# Probability inequality for Quantum Approximate Optimization Algorithm (QAOA)

In arXiv:2207.14734 the authors claim that it is "straightforward to show that" their equation 8 holds:

$$\mathrm{Pr}_{x\sim q}[x:f(x)\geq \mu] \geq \frac{1}{M}$$

where we have an objective function maps a bitstring to some value $$f:( 0,1)^n\rightarrow[0,M]$$. Moreover, $$q(x)=|\langle x|\gamma\beta\rangle|^2$$ with $$|\gamma,\beta\rangle$$ being the state after a run of the QAOA circuit. $$\gamma$$ is the expectation value of this objective function, i.e. $$\mu = E_{x\sim q} f(x)$$. Furthermore, the problem graph is $$G=(V,E)$$ and the values $$n$$ and $$M$$ are defined as $$n=|V|$$ and $$M=|E|\leq n^2$$.

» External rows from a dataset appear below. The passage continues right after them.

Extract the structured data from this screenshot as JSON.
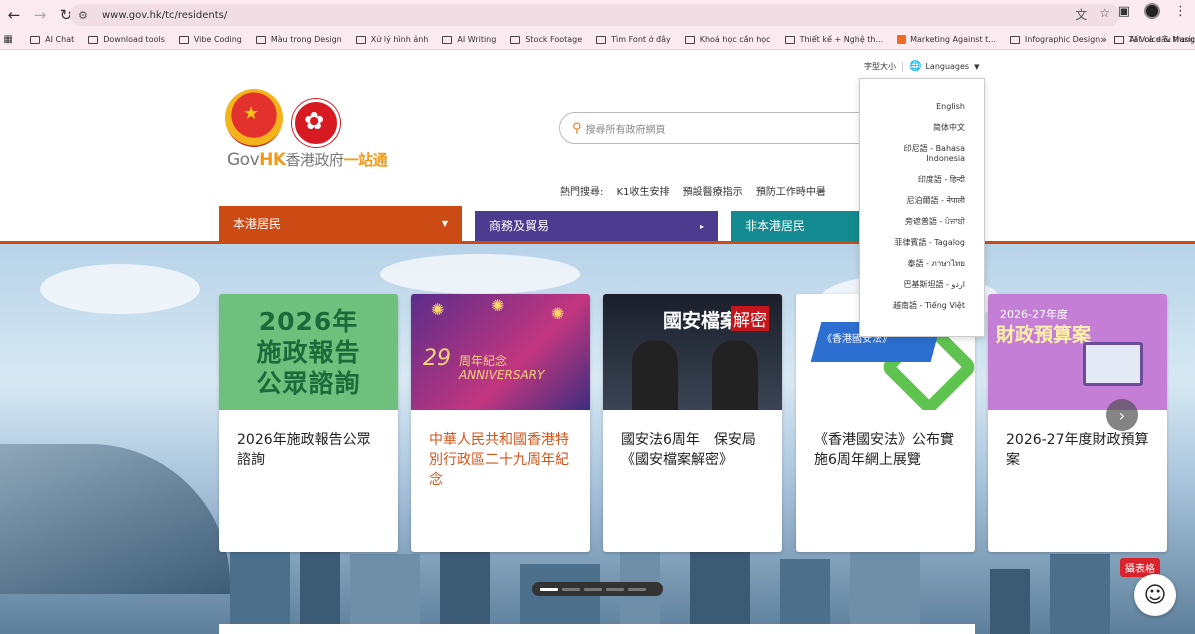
{
  "browser": {
    "url": "www.gov.hk/tc/residents/",
    "bookmarks": [
      {
        "label": "AI Chat",
        "type": "folder"
      },
      {
        "label": "Download tools",
        "type": "folder"
      },
      {
        "label": "Vibe Coding",
        "type": "folder"
      },
      {
        "label": "Màu trong Design",
        "type": "folder"
      },
      {
        "label": "Xử lý hình ảnh",
        "type": "folder"
      },
      {
        "label": "AI Writing",
        "type": "folder"
      },
      {
        "label": "Stock Footage",
        "type": "folder"
      },
      {
        "label": "Tìm Font ở đây",
        "type": "folder"
      },
      {
        "label": "Khoá học cần học",
        "type": "folder"
      },
      {
        "label": "Thiết kế + Nghệ th...",
        "type": "folder"
      },
      {
        "label": "Marketing Against t...",
        "type": "site"
      },
      {
        "label": "Infographic Design",
        "type": "folder"
      },
      {
        "label": "AI Voice & Music",
        "type": "folder"
      }
    ],
    "more_bookmarks": "»",
    "all_bookmarks": "Tất cả dấu trang"
  },
  "header": {
    "font_size_label": "字型大小",
    "languages_label": "Languages",
    "brand_gov": "Gov",
    "brand_hk": "HK",
    "brand_zh": "香港政府",
    "brand_one": "一站通",
    "search_placeholder": "搜尋所有政府網頁",
    "hot_label": "熱門搜尋:",
    "hot_items": [
      "K1收生安排",
      "預設醫療指示",
      "預防工作時中暑"
    ]
  },
  "tabs": {
    "residents": "本港居民",
    "business": "商務及貿易",
    "nonresidents": "非本港居民"
  },
  "cards": [
    {
      "image_lines": [
        "2026年",
        "施政報告",
        "公眾諮詢"
      ],
      "title": "2026年施政報告公眾諮詢"
    },
    {
      "image_big": "29",
      "image_sub": "周年紀念",
      "image_sub2": "ANNIVERSARY",
      "title": "中華人民共和國香港特別行政區二十九周年紀念"
    },
    {
      "image_title": "國安檔案",
      "image_tag": "解密",
      "title": "國安法6周年　保安局《國安檔案解密》"
    },
    {
      "image_ribbon": "《香港國安法》",
      "title": "《香港國安法》公布實施6周年網上展覽"
    },
    {
      "image_small": "2026-27年度",
      "image_title": "財政預算案",
      "title": "2026-27年度財政預算案"
    }
  ],
  "mascot_label": "攝表格",
  "languages": [
    "English",
    "简体中文",
    "印尼語 - Bahasa",
    "Indonesia",
    "印度語 - हिन्दी",
    "尼泊爾語 - नेपाली",
    "旁遮普語 - ਪੰਜਾਬੀ",
    "菲律賓語 - Tagalog",
    "泰語 - ภาษาไทย",
    "巴基斯坦語 - اردو",
    "越南語 - Tiếng Việt"
  ],
  "colors": {
    "residents_tab": "#cc4a14",
    "business_tab": "#4b3c8f",
    "nonresidents_tab": "#138a8f",
    "brand_orange": "#f29a19"
  }
}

From which theorem/lemma can the above equation be derived? Intuitively, I guess I understand what it means, but I do not know how it is derived even though it is supposed to be "straightforward to show".

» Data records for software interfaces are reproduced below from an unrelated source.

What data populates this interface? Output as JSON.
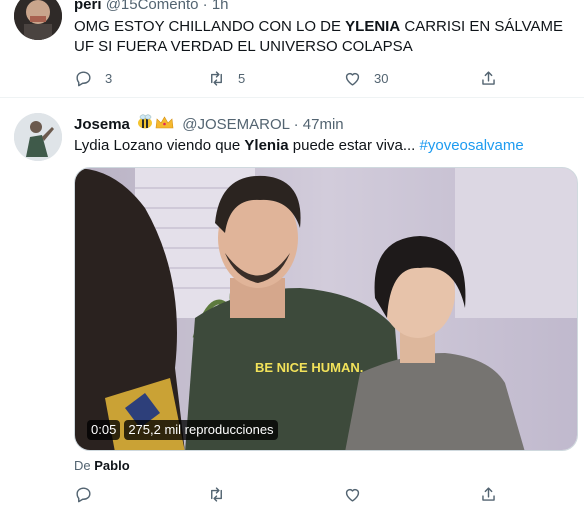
{
  "tweets": [
    {
      "name": "peri",
      "handle": "@15Comento",
      "separator": "·",
      "time": "1h",
      "text_pre": "OMG ESTOY CHILLANDO CON LO DE ",
      "text_bold": "YLENIA",
      "text_post": " CARRISI EN SÁLVAME UF SI FUERA VERDAD EL UNIVERSO COLAPSA",
      "replies": "3",
      "retweets": "5",
      "likes": "30"
    },
    {
      "name": "Josema",
      "emojis": [
        "bee-icon",
        "crown-icon"
      ],
      "handle": "@JOSEMAROL",
      "separator": "·",
      "time": "47min",
      "text_pre": "Lydia Lozano viendo que ",
      "text_bold": "Ylenia",
      "text_post": " puede estar viva... ",
      "hashtag": "#yoveosalvame",
      "video": {
        "duration": "0:05",
        "views": "275,2 mil reproducciones",
        "shirt_text": "BE NICE HUMAN."
      },
      "attribution_prefix": "De ",
      "attribution_name": "Pablo",
      "replies": "",
      "retweets": "",
      "likes": ""
    }
  ],
  "colors": {
    "text": "#0f1419",
    "secondary": "#536471",
    "link": "#1d9bf0",
    "border": "#eff3f4"
  }
}
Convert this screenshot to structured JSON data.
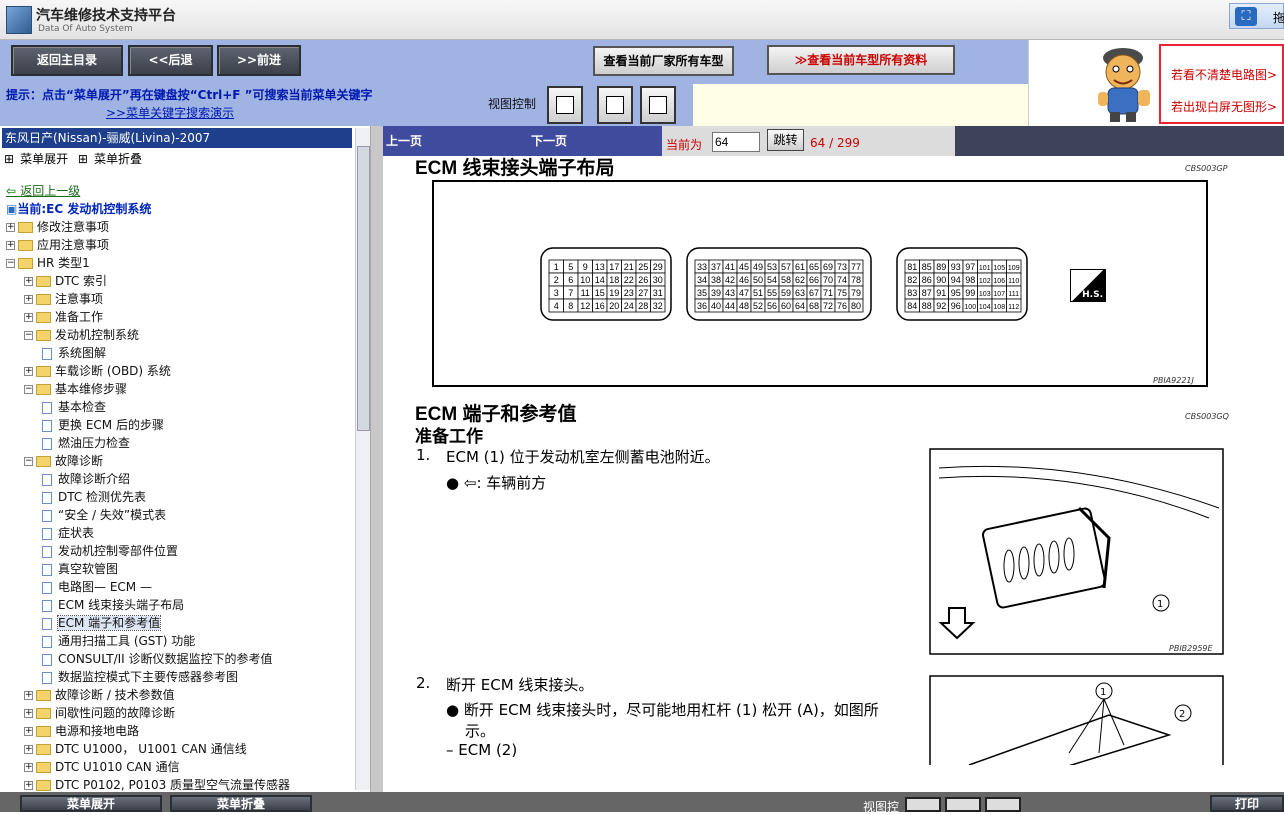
{
  "app": {
    "title": "汽车维修技术支持平台",
    "subtitle": "Data Of Auto System",
    "top_right_btn": "拖"
  },
  "nav": {
    "home": "返回主目录",
    "back": "<<后退",
    "forward": ">>前进",
    "view_all_models": "查看当前厂家所有车型",
    "view_all_data": "查看当前车型所有资料"
  },
  "ads": {
    "line1": "若看不清楚电路图>",
    "line2": "若出现白屏无图形>"
  },
  "hint": {
    "line1": "提示：点击“菜单展开”再在键盘按“Ctrl+F ”可搜索当前菜单关键字",
    "line2": ">>菜单关键字搜索演示",
    "view_control": "视图控制"
  },
  "left": {
    "header": "东风日产(Nissan)-骊威(Livina)-2007",
    "expand": "菜单展开",
    "collapse": "菜单折叠",
    "back_up": "返回上一级",
    "current": "当前:EC 发动机控制系统",
    "tree": [
      {
        "label": "修改注意事项",
        "lv": 0,
        "t": "folder"
      },
      {
        "label": "应用注意事项",
        "lv": 0,
        "t": "folder"
      },
      {
        "label": "HR 类型1",
        "lv": 0,
        "t": "folder-open"
      },
      {
        "label": "DTC 索引",
        "lv": 1,
        "t": "folder"
      },
      {
        "label": "注意事项",
        "lv": 1,
        "t": "folder"
      },
      {
        "label": "准备工作",
        "lv": 1,
        "t": "folder"
      },
      {
        "label": "发动机控制系统",
        "lv": 1,
        "t": "folder-open"
      },
      {
        "label": "系统图解",
        "lv": 2,
        "t": "doc"
      },
      {
        "label": "车载诊断 (OBD) 系统",
        "lv": 1,
        "t": "folder"
      },
      {
        "label": "基本维修步骤",
        "lv": 1,
        "t": "folder-open"
      },
      {
        "label": "基本检查",
        "lv": 2,
        "t": "doc"
      },
      {
        "label": "更换 ECM 后的步骤",
        "lv": 2,
        "t": "doc"
      },
      {
        "label": "燃油压力检查",
        "lv": 2,
        "t": "doc"
      },
      {
        "label": "故障诊断",
        "lv": 1,
        "t": "folder-open"
      },
      {
        "label": "故障诊断介绍",
        "lv": 2,
        "t": "doc"
      },
      {
        "label": "DTC 检测优先表",
        "lv": 2,
        "t": "doc"
      },
      {
        "label": "“安全 / 失效”模式表",
        "lv": 2,
        "t": "doc"
      },
      {
        "label": "症状表",
        "lv": 2,
        "t": "doc"
      },
      {
        "label": "发动机控制零部件位置",
        "lv": 2,
        "t": "doc"
      },
      {
        "label": "真空软管图",
        "lv": 2,
        "t": "doc"
      },
      {
        "label": "电路图— ECM —",
        "lv": 2,
        "t": "doc"
      },
      {
        "label": "ECM 线束接头端子布局",
        "lv": 2,
        "t": "doc"
      },
      {
        "label": "ECM 端子和参考值",
        "lv": 2,
        "t": "doc",
        "sel": true
      },
      {
        "label": "通用扫描工具 (GST) 功能",
        "lv": 2,
        "t": "doc"
      },
      {
        "label": "CONSULT/II 诊断仪数据监控下的参考值",
        "lv": 2,
        "t": "doc"
      },
      {
        "label": "数据监控模式下主要传感器参考图",
        "lv": 2,
        "t": "doc"
      },
      {
        "label": "故障诊断 / 技术参数值",
        "lv": 1,
        "t": "folder"
      },
      {
        "label": "间歇性问题的故障诊断",
        "lv": 1,
        "t": "folder"
      },
      {
        "label": "电源和接地电路",
        "lv": 1,
        "t": "folder"
      },
      {
        "label": "DTC U1000， U1001 CAN 通信线",
        "lv": 1,
        "t": "folder"
      },
      {
        "label": "DTC U1010 CAN 通信",
        "lv": 1,
        "t": "folder"
      },
      {
        "label": "DTC P0102, P0103 质量型空气流量传感器",
        "lv": 1,
        "t": "folder"
      }
    ]
  },
  "pager": {
    "prev": "上一页",
    "next": "下一页",
    "current_label": "当前为",
    "page": "64",
    "jump": "跳转",
    "count": "64 / 299"
  },
  "doc": {
    "h_layout": "ECM 线束接头端子布局",
    "code1": "CBS003GP",
    "fig1": "PBIA9221J",
    "hs": "H.S.",
    "h_ref": "ECM 端子和参考值",
    "code2": "CBS003GQ",
    "h_prep": "准备工作",
    "s1_num": "1.",
    "s1": "ECM (1) 位于发动机室左侧蓄电池附近。",
    "s1b": ": 车辆前方",
    "fig2": "PBIB2959E",
    "s2_num": "2.",
    "s2": "断开 ECM 线束接头。",
    "s2b1": "断开 ECM 线束接头时，尽可能地用杠杆 (1) 松开 (A)，如图所",
    "s2b1c": "示。",
    "s2b2": "ECM (2)"
  },
  "connectors": {
    "c1": [
      [
        "1",
        "5",
        "9",
        "13",
        "17",
        "21",
        "25",
        "29"
      ],
      [
        "2",
        "6",
        "10",
        "14",
        "18",
        "22",
        "26",
        "30"
      ],
      [
        "3",
        "7",
        "11",
        "15",
        "19",
        "23",
        "27",
        "31"
      ],
      [
        "4",
        "8",
        "12",
        "16",
        "20",
        "24",
        "28",
        "32"
      ]
    ],
    "c2": [
      [
        "33",
        "37",
        "41",
        "45",
        "49",
        "53",
        "57",
        "61",
        "65",
        "69",
        "73",
        "77"
      ],
      [
        "34",
        "38",
        "42",
        "46",
        "50",
        "54",
        "58",
        "62",
        "66",
        "70",
        "74",
        "78"
      ],
      [
        "35",
        "39",
        "43",
        "47",
        "51",
        "55",
        "59",
        "63",
        "67",
        "71",
        "75",
        "79"
      ],
      [
        "36",
        "40",
        "44",
        "48",
        "52",
        "56",
        "60",
        "64",
        "68",
        "72",
        "76",
        "80"
      ]
    ],
    "c3": [
      [
        "81",
        "85",
        "89",
        "93",
        "97",
        "101",
        "105",
        "109"
      ],
      [
        "82",
        "86",
        "90",
        "94",
        "98",
        "102",
        "106",
        "110"
      ],
      [
        "83",
        "87",
        "91",
        "95",
        "99",
        "103",
        "107",
        "111"
      ],
      [
        "84",
        "88",
        "92",
        "96",
        "100",
        "104",
        "108",
        "112"
      ]
    ]
  },
  "bottom": {
    "expand": "菜单展开",
    "collapse": "菜单折叠",
    "view": "视图控",
    "print": "打印"
  }
}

Cross-posted on physics.SE

• In the paper, after Eq 8, the authors state that $M$ is the number of trials. So if we peform a single trial, the probability is $\geq$ 1, which is not true in general. So, to me, it is not clear if $M$ should be the number of trials or the size of the maxcut. Mar 1 at 1:24
• @MonteNero I see your problem, however, $M=|E|$ so $M$ is the same as the number of edges in the problem graph. If we had $M=1$ a Max Cut Problem would be trivial. Thus I guess your case should not be the issue - nevertheless, I think they say that $M$ is the number of trials is only due to the fact that $M$ is in the denominator in equ. 8. If you check out Equ. 13, they arrive at the conclusion that one will need at most $5^k$. So they do not define $M$ to be the number of trials, it's just implied by the structure of the equation. Mar 1 at 8:30
• If $M=1$, maxcut is not trivial: there will be 4 candidate solutions (assuming there are 2 adjacent vertices) and half of these solutions give maxcut of size 0. Yet Eq 8 tells that the sample is higher than the average with probability 1. So this formula may already break at a very simple case where we have $n=2$. Additional assumptions on $q(x)$ are needed to guarantee Eq 8. So, now, why should it hold for $n>2$? Mar 1 at 13:54
• @MonteNero Ok yes sorry, I withdraw this claim with the triviality. However, they seem to assume that $q(x)=|\langle{x}| \gamma,\beta \rangle|^2$ is based on the already optimized parameters $\gamma$ and $\beta$. Thus it is maybe more reasonable that the LHS of Eq. 8 will be fulfilled with certainty in the case of $M=1$? Mar 1 at 17:28
• It is clear from the get go that they mean gamma and beta are optimized. But what does it really mean mathematically for $q(x)$? I can say, gamma and beta are such that $q(x)=1$ for an optimal $x$ and $q(x)=0$ otherwise. Or I could also say optimal parameters are such that $q(x) = .00001$ for all optimal $x$. In the first case, equality obviously holds. But this is not a reasonable assumption in general. Mar 1 at 18:19